> _WHAT THIS TASK INVOLVES_
Copy the records below in full and leave every image out of the copy.

Web page and app entries:
- Opening Delimiter -
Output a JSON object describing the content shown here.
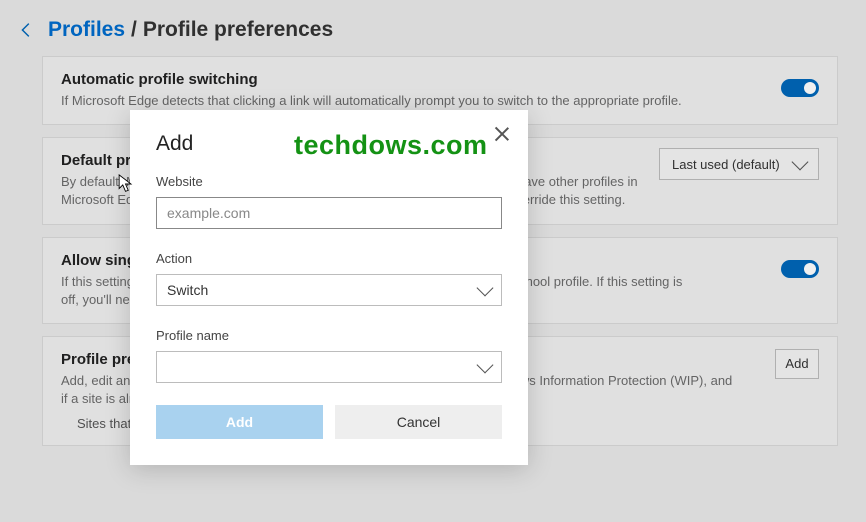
{
  "header": {
    "crumb_root": "Profiles",
    "crumb_sep": "/",
    "crumb_current": "Profile preferences"
  },
  "cards": {
    "auto_switch": {
      "title": "Automatic profile switching",
      "desc": "If Microsoft Edge detects that clicking a link will automatically prompt you to switch to the appropriate profile."
    },
    "default_profile": {
      "title": "Default profile for external links",
      "desc": "By default, Microsoft Edge opens external links with the last used profile. If you have other profiles in Microsoft Edge, specific site-to-profile associations that are defined below will override this setting.",
      "dropdown": "Last used (default)"
    },
    "single_signon": {
      "title": "Allow single sign-on for work or school sites using this profile",
      "desc": "If this setting is on, signing in to this profile will also sign you in to your work or school profile. If this setting is off, you'll need to switch to your work or school profile."
    },
    "profile_prefs": {
      "title": "Profile preferences for sites",
      "desc": "Add, edit and delete site-to-profile associations. If your organization uses Windows Information Protection (WIP), and if a site is already protected, it will override these profile preference settings.",
      "add_btn": "Add",
      "inset_line": "Sites that you add will appear here"
    }
  },
  "modal": {
    "title": "Add",
    "website_label": "Website",
    "website_placeholder": "example.com",
    "website_value": "",
    "action_label": "Action",
    "action_value": "Switch",
    "profile_label": "Profile name",
    "profile_value": "",
    "add_btn": "Add",
    "cancel_btn": "Cancel"
  },
  "watermark": "techdows.com"
}
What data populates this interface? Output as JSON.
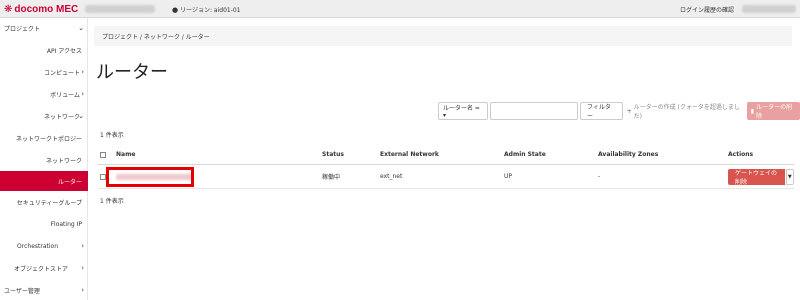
{
  "topbar": {
    "brand": "docomo MEC",
    "brand_icon": "docomo-logo-icon",
    "region_label": "リージョン: aid01-01",
    "login_history": "ログイン履歴の確認"
  },
  "sidebar": {
    "items": [
      {
        "label": "プロジェクト",
        "chevron": "⌄"
      },
      {
        "label": "API アクセス",
        "chevron": ""
      },
      {
        "label": "コンピュート",
        "chevron": "›"
      },
      {
        "label": "ボリューム",
        "chevron": "›"
      },
      {
        "label": "ネットワーク",
        "chevron": "⌄"
      },
      {
        "label": "ネットワークトポロジー",
        "chevron": ""
      },
      {
        "label": "ネットワーク",
        "chevron": ""
      },
      {
        "label": "ルーター",
        "chevron": "",
        "active": true
      },
      {
        "label": "セキュリティーグループ",
        "chevron": ""
      },
      {
        "label": "Floating IP",
        "chevron": ""
      },
      {
        "label": "Orchestration",
        "chevron": "›"
      },
      {
        "label": "オブジェクトストア",
        "chevron": "›"
      },
      {
        "label": "ユーザー管理",
        "chevron": "›"
      }
    ]
  },
  "breadcrumb": "プロジェクト / ネットワーク / ルーター",
  "page_title": "ルーター",
  "toolbar": {
    "filter_select": "ルーター名 = ▾",
    "filter_input_value": "",
    "filter_button": "フィルター",
    "create_label": "ルーターの作成 (クォータを超過しました)",
    "delete_label": "ルーターの削除"
  },
  "count_top": "1 件表示",
  "count_bottom": "1 件表示",
  "table": {
    "headers": [
      "Name",
      "Status",
      "External Network",
      "Admin State",
      "Availability Zones",
      "Actions"
    ],
    "rows": [
      {
        "name": "",
        "status": "稼働中",
        "external_network": "ext_net",
        "admin_state": "UP",
        "availability_zones": "-",
        "action": "ゲートウェイの削除"
      }
    ]
  },
  "colors": {
    "brand": "#cc0033",
    "danger": "#d9534f",
    "highlight": "#e60000"
  }
}
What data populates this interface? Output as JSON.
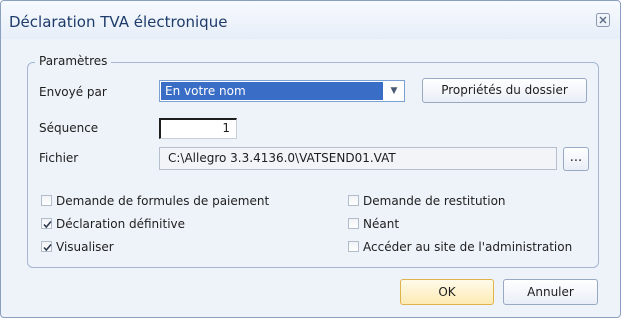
{
  "window": {
    "title": "Déclaration TVA électronique",
    "close_icon": "close-icon"
  },
  "params_group": {
    "legend": "Paramètres"
  },
  "sent_by": {
    "label": "Envoyé par",
    "value": "En votre nom"
  },
  "folder_props_button": "Propriétés du dossier",
  "sequence": {
    "label": "Séquence",
    "value": "1"
  },
  "file": {
    "label": "Fichier",
    "value": "C:\\Allegro 3.3.4136.0\\VATSEND01.VAT",
    "browse_label": "..."
  },
  "options": [
    {
      "label": "Demande de formules de paiement",
      "checked": false
    },
    {
      "label": "Demande de restitution",
      "checked": false
    },
    {
      "label": "Déclaration définitive",
      "checked": true
    },
    {
      "label": "Néant",
      "checked": false
    },
    {
      "label": "Visualiser",
      "checked": true
    },
    {
      "label": "Accéder au site de l'administration",
      "checked": false
    }
  ],
  "buttons": {
    "ok": "OK",
    "cancel": "Annuler"
  },
  "colors": {
    "accent": "#3a6dc5",
    "window_bg": "#eef3fa",
    "ok_border": "#e0b24a"
  }
}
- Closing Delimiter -
> _RESULT FOR THIS TASK_
Output a JSON object describing the content shown here.
{
  "header": {
    "crumb_root": "Profiles",
    "crumb_sep": "/",
    "crumb_current": "Profile preferences"
  },
  "cards": {
    "auto_switch": {
      "title": "Automatic profile switching",
      "desc": "If Microsoft Edge detects that clicking a link will automatically prompt you to switch to the appropriate profile."
    },
    "default_profile": {
      "title": "Default profile for external links",
      "desc": "By default, Microsoft Edge opens external links with the last used profile. If you have other profiles in Microsoft Edge, specific site-to-profile associations that are defined below will override this setting.",
      "dropdown": "Last used (default)"
    },
    "single_signon": {
      "title": "Allow single sign-on for work or school sites using this profile",
      "desc": "If this setting is on, signing in to this profile will also sign you in to your work or school profile. If this setting is off, you'll need to switch to your work or school profile."
    },
    "profile_prefs": {
      "title": "Profile preferences for sites",
      "desc": "Add, edit and delete site-to-profile associations. If your organization uses Windows Information Protection (WIP), and if a site is already protected, it will override these profile preference settings.",
      "add_btn": "Add",
      "inset_line": "Sites that you add will appear here"
    }
  },
  "modal": {
    "title": "Add",
    "website_label": "Website",
    "website_placeholder": "example.com",
    "website_value": "",
    "action_label": "Action",
    "action_value": "Switch",
    "profile_label": "Profile name",
    "profile_value": "",
    "add_btn": "Add",
    "cancel_btn": "Cancel"
  },
  "watermark": "techdows.com"
}
What data populates this interface? Output as JSON.
{
  "topbar": {
    "brand": "docomo MEC",
    "brand_icon": "docomo-logo-icon",
    "region_label": "リージョン: aid01-01",
    "login_history": "ログイン履歴の確認"
  },
  "sidebar": {
    "items": [
      {
        "label": "プロジェクト",
        "chevron": "⌄"
      },
      {
        "label": "API アクセス",
        "chevron": ""
      },
      {
        "label": "コンピュート",
        "chevron": "›"
      },
      {
        "label": "ボリューム",
        "chevron": "›"
      },
      {
        "label": "ネットワーク",
        "chevron": "⌄"
      },
      {
        "label": "ネットワークトポロジー",
        "chevron": ""
      },
      {
        "label": "ネットワーク",
        "chevron": ""
      },
      {
        "label": "ルーター",
        "chevron": "",
        "active": true
      },
      {
        "label": "セキュリティーグループ",
        "chevron": ""
      },
      {
        "label": "Floating IP",
        "chevron": ""
      },
      {
        "label": "Orchestration",
        "chevron": "›"
      },
      {
        "label": "オブジェクトストア",
        "chevron": "›"
      },
      {
        "label": "ユーザー管理",
        "chevron": "›"
      }
    ]
  },
  "breadcrumb": "プロジェクト / ネットワーク / ルーター",
  "page_title": "ルーター",
  "toolbar": {
    "filter_select": "ルーター名 = ▾",
    "filter_input_value": "",
    "filter_button": "フィルター",
    "create_label": "ルーターの作成 (クォータを超過しました)",
    "delete_label": "ルーターの削除"
  },
  "count_top": "1 件表示",
  "count_bottom": "1 件表示",
  "table": {
    "headers": [
      "Name",
      "Status",
      "External Network",
      "Admin State",
      "Availability Zones",
      "Actions"
    ],
    "rows": [
      {
        "name": "",
        "status": "稼働中",
        "external_network": "ext_net",
        "admin_state": "UP",
        "availability_zones": "-",
        "action": "ゲートウェイの削除"
      }
    ]
  },
  "colors": {
    "brand": "#cc0033",
    "danger": "#d9534f",
    "highlight": "#e60000"
  }
}
What data populates this interface? Output as JSON.
{
  "window": {
    "title": "Déclaration TVA électronique",
    "close_icon": "close-icon"
  },
  "params_group": {
    "legend": "Paramètres"
  },
  "sent_by": {
    "label": "Envoyé par",
    "value": "En votre nom"
  },
  "folder_props_button": "Propriétés du dossier",
  "sequence": {
    "label": "Séquence",
    "value": "1"
  },
  "file": {
    "label": "Fichier",
    "value": "C:\\Allegro 3.3.4136.0\\VATSEND01.VAT",
    "browse_label": "..."
  },
  "options": [
    {
      "label": "Demande de formules de paiement",
      "checked": false
    },
    {
      "label": "Demande de restitution",
      "checked": false
    },
    {
      "label": "Déclaration définitive",
      "checked": true
    },
    {
      "label": "Néant",
      "checked": false
    },
    {
      "label": "Visualiser",
      "checked": true
    },
    {
      "label": "Accéder au site de l'administration",
      "checked": false
    }
  ],
  "buttons": {
    "ok": "OK",
    "cancel": "Annuler"
  },
  "colors": {
    "accent": "#3a6dc5",
    "window_bg": "#eef3fa",
    "ok_border": "#e0b24a"
  }
}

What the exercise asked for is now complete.